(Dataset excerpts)

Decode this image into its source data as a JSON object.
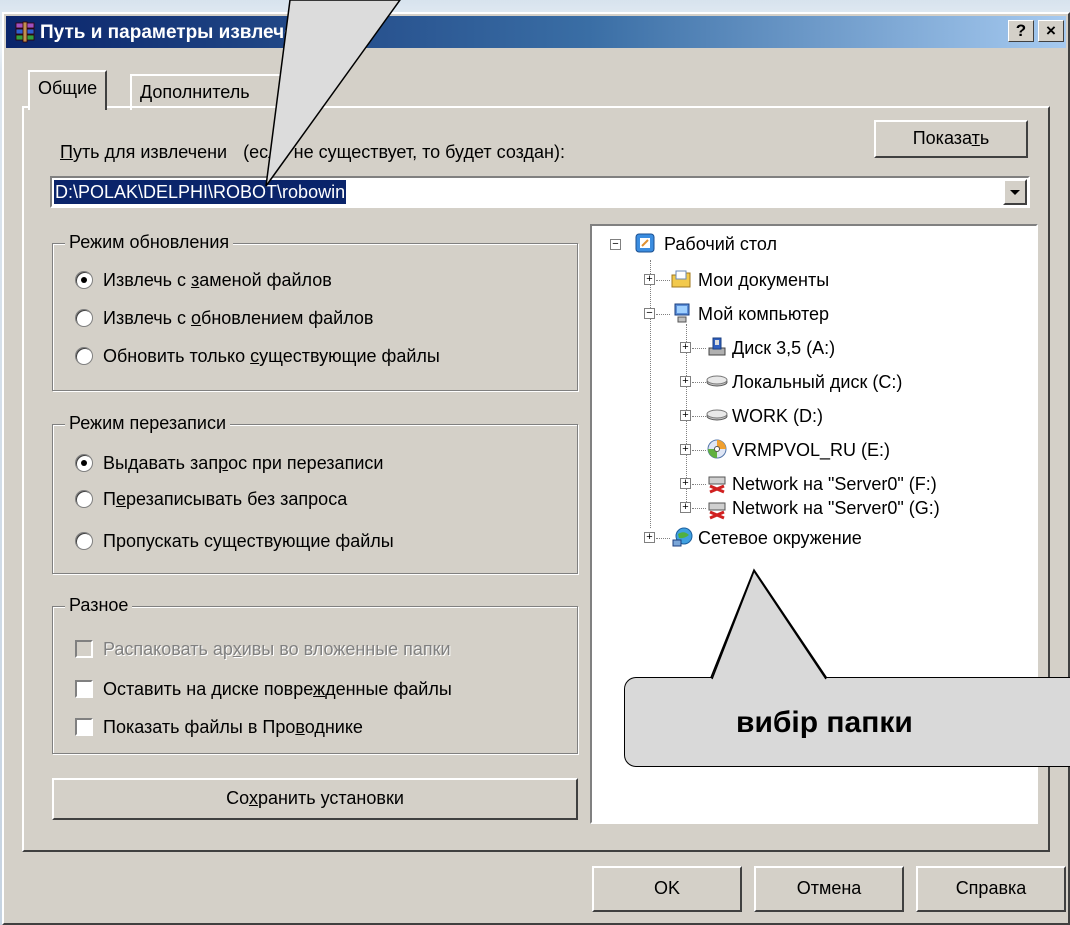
{
  "window": {
    "title": "Путь и параметры извлечения",
    "help_button": "?",
    "close_button": "×"
  },
  "tabs": [
    {
      "label": "Общие",
      "active": true
    },
    {
      "label": "Дополнитель",
      "active": false
    }
  ],
  "path": {
    "label_prefix": "",
    "label_u": "П",
    "label_rest": "уть для извлечени",
    "label_tail": "(если не существует, то бу",
    "label_u2": "д",
    "label_end": "ет создан):",
    "value": "D:\\POLAK\\DELPHI\\ROBOT\\robowin",
    "show_button_a": "Показа",
    "show_button_u": "т",
    "show_button_b": "ь"
  },
  "update_mode": {
    "title": "Режим обновления",
    "options": [
      {
        "a": "Извлечь с ",
        "u": "з",
        "b": "аменой файлов",
        "selected": true
      },
      {
        "a": "Извлечь с ",
        "u": "о",
        "b": "бновлением файлов",
        "selected": false
      },
      {
        "a": "Обновить только ",
        "u": "с",
        "b": "уществующие файлы",
        "selected": false
      }
    ]
  },
  "overwrite_mode": {
    "title": "Режим перезаписи",
    "options": [
      {
        "a": "Выдавать зап",
        "u": "р",
        "b": "ос при перезаписи",
        "selected": true
      },
      {
        "a": "П",
        "u": "е",
        "b": "резаписывать без запроса",
        "selected": false
      },
      {
        "a": "Пропускать существующие файлы",
        "u": "",
        "b": "",
        "selected": false
      }
    ]
  },
  "misc": {
    "title": "Разное",
    "options": [
      {
        "a": "Распаковать ар",
        "u": "х",
        "b": "ивы во вложенные папки",
        "checked": false,
        "disabled": true
      },
      {
        "a": "Оставить на диске повре",
        "u": "ж",
        "b": "денные файлы",
        "checked": false,
        "disabled": false
      },
      {
        "a": "Показать файлы в Про",
        "u": "в",
        "b": "однике",
        "checked": false,
        "disabled": false
      }
    ]
  },
  "save_button": {
    "a": "Со",
    "u": "х",
    "b": "ранить установки"
  },
  "tree": {
    "items": [
      {
        "label": "Рабочий стол",
        "icon": "desktop-icon",
        "expander": "−"
      },
      {
        "label": "Мои документы",
        "icon": "my-documents-icon",
        "expander": "+"
      },
      {
        "label": "Мой компьютер",
        "icon": "my-computer-icon",
        "expander": "−"
      },
      {
        "label": "Диск 3,5 (A:)",
        "icon": "floppy-icon",
        "expander": "+"
      },
      {
        "label": "Локальный диск (C:)",
        "icon": "hard-drive-icon",
        "expander": "+"
      },
      {
        "label": "WORK (D:)",
        "icon": "hard-drive-icon",
        "expander": "+"
      },
      {
        "label": "VRMPVOL_RU (E:)",
        "icon": "cd-drive-icon",
        "expander": "+"
      },
      {
        "label": "Network на \"Server0\" (F:)",
        "icon": "network-drive-icon",
        "expander": "+"
      },
      {
        "label": "Network на \"Server0\" (G:)",
        "icon": "network-drive-icon",
        "expander": "+"
      },
      {
        "label": "Сетевое окружение",
        "icon": "network-places-icon",
        "expander": "+"
      }
    ]
  },
  "buttons": {
    "ok": "OK",
    "cancel": "Отмена",
    "help": "Справка"
  },
  "callout": {
    "text": "вибір папки"
  }
}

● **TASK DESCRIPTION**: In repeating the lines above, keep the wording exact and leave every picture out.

● **THE COMPLETED TASK**:
Decode this image into its source data as a JSON object.
{
  "window": {
    "title": "Путь и параметры извлечения",
    "help_button": "?",
    "close_button": "×"
  },
  "tabs": [
    {
      "label": "Общие",
      "active": true
    },
    {
      "label": "Дополнитель",
      "active": false
    }
  ],
  "path": {
    "label_prefix": "",
    "label_u": "П",
    "label_rest": "уть для извлечени",
    "label_tail": "(если не существует, то бу",
    "label_u2": "д",
    "label_end": "ет создан):",
    "value": "D:\\POLAK\\DELPHI\\ROBOT\\robowin",
    "show_button_a": "Показа",
    "show_button_u": "т",
    "show_button_b": "ь"
  },
  "update_mode": {
    "title": "Режим обновления",
    "options": [
      {
        "a": "Извлечь с ",
        "u": "з",
        "b": "аменой файлов",
        "selected": true
      },
      {
        "a": "Извлечь с ",
        "u": "о",
        "b": "бновлением файлов",
        "selected": false
      },
      {
        "a": "Обновить только ",
        "u": "с",
        "b": "уществующие файлы",
        "selected": false
      }
    ]
  },
  "overwrite_mode": {
    "title": "Режим перезаписи",
    "options": [
      {
        "a": "Выдавать зап",
        "u": "р",
        "b": "ос при перезаписи",
        "selected": true
      },
      {
        "a": "П",
        "u": "е",
        "b": "резаписывать без запроса",
        "selected": false
      },
      {
        "a": "Пропускать существующие файлы",
        "u": "",
        "b": "",
        "selected": false
      }
    ]
  },
  "misc": {
    "title": "Разное",
    "options": [
      {
        "a": "Распаковать ар",
        "u": "х",
        "b": "ивы во вложенные папки",
        "checked": false,
        "disabled": true
      },
      {
        "a": "Оставить на диске повре",
        "u": "ж",
        "b": "денные файлы",
        "checked": false,
        "disabled": false
      },
      {
        "a": "Показать файлы в Про",
        "u": "в",
        "b": "однике",
        "checked": false,
        "disabled": false
      }
    ]
  },
  "save_button": {
    "a": "Со",
    "u": "х",
    "b": "ранить установки"
  },
  "tree": {
    "items": [
      {
        "label": "Рабочий стол",
        "icon": "desktop-icon",
        "expander": "−"
      },
      {
        "label": "Мои документы",
        "icon": "my-documents-icon",
        "expander": "+"
      },
      {
        "label": "Мой компьютер",
        "icon": "my-computer-icon",
        "expander": "−"
      },
      {
        "label": "Диск 3,5 (A:)",
        "icon": "floppy-icon",
        "expander": "+"
      },
      {
        "label": "Локальный диск (C:)",
        "icon": "hard-drive-icon",
        "expander": "+"
      },
      {
        "label": "WORK (D:)",
        "icon": "hard-drive-icon",
        "expander": "+"
      },
      {
        "label": "VRMPVOL_RU (E:)",
        "icon": "cd-drive-icon",
        "expander": "+"
      },
      {
        "label": "Network на \"Server0\" (F:)",
        "icon": "network-drive-icon",
        "expander": "+"
      },
      {
        "label": "Network на \"Server0\" (G:)",
        "icon": "network-drive-icon",
        "expander": "+"
      },
      {
        "label": "Сетевое окружение",
        "icon": "network-places-icon",
        "expander": "+"
      }
    ]
  },
  "buttons": {
    "ok": "OK",
    "cancel": "Отмена",
    "help": "Справка"
  },
  "callout": {
    "text": "вибір папки"
  }
}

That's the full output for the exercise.